During the generational Christmas Eve Cold Snap, the PJM electrical grid that serves the District of Columbia and 13 Mid-Atlantic states, which includes Northern Virginia, became severely overloaded. Not to get too technical, but in the grid the number of electrons added (supply) to the grid must exactly balance the electrons removed (demand) from the grid. If not, the grid fails, and a blackout occurs.
An indicator of the balance between supply and demand is real-time electricity wholesale price. Normally when the supply of electricity balances with the demand, the wholesale price of electricity is around 5 cents per kWH. During the cold snap when demand outstripped supply, the price shot up to as high as 440 cents per kWH.
So, when PJM called Noman Cole at 4:20 a.m., staff answered. PJM is a regional transmission organization that coordinates the movement of wholesale electricity. They called for an emergency event and asked certain large electricity users to curtail their usage so there would be enough electricity for residences. Noman Cole staff moved swiftly. Plant staff switched on its five large electricity generators and “islanded” off of the electric power grid. The plant was able to take 5,700 kW of electricity demand off the electric grid for over 14 hours. This amount of power is equivalent to that used by 4,500 households, many of which were decorated with holiday lights.

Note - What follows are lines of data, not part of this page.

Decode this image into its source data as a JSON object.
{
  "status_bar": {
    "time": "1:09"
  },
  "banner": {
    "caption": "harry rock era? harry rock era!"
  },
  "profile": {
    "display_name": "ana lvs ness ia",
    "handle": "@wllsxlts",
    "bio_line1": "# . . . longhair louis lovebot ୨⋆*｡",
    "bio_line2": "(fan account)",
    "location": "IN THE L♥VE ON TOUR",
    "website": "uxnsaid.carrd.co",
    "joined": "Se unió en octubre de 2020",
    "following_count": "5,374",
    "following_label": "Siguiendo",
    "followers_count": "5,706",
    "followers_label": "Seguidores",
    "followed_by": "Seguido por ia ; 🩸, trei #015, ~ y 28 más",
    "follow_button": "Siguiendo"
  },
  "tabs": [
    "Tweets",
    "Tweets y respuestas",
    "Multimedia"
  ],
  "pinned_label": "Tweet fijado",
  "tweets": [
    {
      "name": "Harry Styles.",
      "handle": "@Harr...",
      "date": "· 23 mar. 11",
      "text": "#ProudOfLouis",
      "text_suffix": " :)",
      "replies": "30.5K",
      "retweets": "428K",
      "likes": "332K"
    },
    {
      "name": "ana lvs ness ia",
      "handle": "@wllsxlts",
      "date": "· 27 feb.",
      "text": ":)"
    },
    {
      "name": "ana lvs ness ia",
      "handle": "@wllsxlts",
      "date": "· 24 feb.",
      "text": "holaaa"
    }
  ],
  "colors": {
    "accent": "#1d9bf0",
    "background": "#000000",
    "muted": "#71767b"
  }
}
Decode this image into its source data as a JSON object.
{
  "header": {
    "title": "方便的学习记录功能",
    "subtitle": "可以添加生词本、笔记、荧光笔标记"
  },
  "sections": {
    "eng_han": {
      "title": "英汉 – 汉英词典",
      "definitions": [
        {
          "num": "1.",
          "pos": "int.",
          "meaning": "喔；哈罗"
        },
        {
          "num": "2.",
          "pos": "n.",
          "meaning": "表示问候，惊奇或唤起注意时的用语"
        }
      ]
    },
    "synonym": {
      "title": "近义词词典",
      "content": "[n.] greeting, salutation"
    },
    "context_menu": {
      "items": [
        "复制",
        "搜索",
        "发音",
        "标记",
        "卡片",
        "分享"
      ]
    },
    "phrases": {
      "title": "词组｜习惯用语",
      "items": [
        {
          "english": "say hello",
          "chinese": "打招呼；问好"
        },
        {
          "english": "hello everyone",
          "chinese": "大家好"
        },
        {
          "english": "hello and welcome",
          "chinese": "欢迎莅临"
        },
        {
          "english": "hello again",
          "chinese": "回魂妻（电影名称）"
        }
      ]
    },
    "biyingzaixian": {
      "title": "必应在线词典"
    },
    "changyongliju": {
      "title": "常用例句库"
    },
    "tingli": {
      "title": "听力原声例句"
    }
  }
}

This event was an example of how Fairfax County’s Wastewater Management program does more than protect public health and the environment. It responds to emergencies and in this case helped protect the community from more significant blackouts.
Some of the key plant staff involved included Adam Haynes, Wayne Deavers, Josh Anders, Kenny Perkins, Justin Deavers, and Sajana Chitrakar. Also, special recognition goes to Fredy Lopez and Ayman Mikhael and their teams who keep the generator equipment well maintained so that it can be switched on at a moment’s notice.